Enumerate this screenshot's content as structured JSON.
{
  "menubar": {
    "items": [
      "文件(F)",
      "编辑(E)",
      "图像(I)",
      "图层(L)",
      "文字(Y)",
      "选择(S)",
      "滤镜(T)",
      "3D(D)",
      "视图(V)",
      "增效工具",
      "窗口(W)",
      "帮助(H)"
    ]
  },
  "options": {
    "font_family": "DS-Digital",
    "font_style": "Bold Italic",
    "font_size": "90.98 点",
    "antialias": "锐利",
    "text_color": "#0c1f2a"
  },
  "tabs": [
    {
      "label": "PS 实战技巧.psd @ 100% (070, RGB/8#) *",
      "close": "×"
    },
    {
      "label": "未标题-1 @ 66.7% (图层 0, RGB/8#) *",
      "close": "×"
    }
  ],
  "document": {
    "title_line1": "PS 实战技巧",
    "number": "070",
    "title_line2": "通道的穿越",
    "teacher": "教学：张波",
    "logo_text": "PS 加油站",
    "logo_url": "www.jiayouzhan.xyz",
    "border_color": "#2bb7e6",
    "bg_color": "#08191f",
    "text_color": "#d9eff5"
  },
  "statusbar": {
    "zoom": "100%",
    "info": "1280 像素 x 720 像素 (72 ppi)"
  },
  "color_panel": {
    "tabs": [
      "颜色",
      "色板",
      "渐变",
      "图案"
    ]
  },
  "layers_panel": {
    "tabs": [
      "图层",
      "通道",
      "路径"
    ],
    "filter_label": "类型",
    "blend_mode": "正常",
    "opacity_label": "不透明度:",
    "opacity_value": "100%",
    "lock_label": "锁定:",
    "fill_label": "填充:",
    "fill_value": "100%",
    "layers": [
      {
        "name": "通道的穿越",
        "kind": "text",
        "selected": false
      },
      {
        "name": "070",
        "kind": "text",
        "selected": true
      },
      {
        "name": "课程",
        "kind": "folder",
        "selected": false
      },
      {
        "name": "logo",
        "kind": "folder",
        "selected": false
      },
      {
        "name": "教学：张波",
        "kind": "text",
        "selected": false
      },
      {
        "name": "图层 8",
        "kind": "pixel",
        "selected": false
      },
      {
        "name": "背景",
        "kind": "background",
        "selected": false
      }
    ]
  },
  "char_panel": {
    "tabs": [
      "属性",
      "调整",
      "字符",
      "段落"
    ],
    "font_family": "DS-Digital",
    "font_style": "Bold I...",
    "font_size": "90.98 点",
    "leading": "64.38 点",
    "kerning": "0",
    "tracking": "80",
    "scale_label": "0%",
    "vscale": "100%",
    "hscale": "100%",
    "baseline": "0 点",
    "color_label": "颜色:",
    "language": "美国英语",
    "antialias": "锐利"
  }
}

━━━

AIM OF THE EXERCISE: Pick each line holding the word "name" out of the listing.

TASK ANSWER:
        "name": "通道的穿越",
        "name": "070",
        "name": "课程",
        "name": "logo",
        "name": "教学：张波",
        "name": "图层 8",
        "name": "背景",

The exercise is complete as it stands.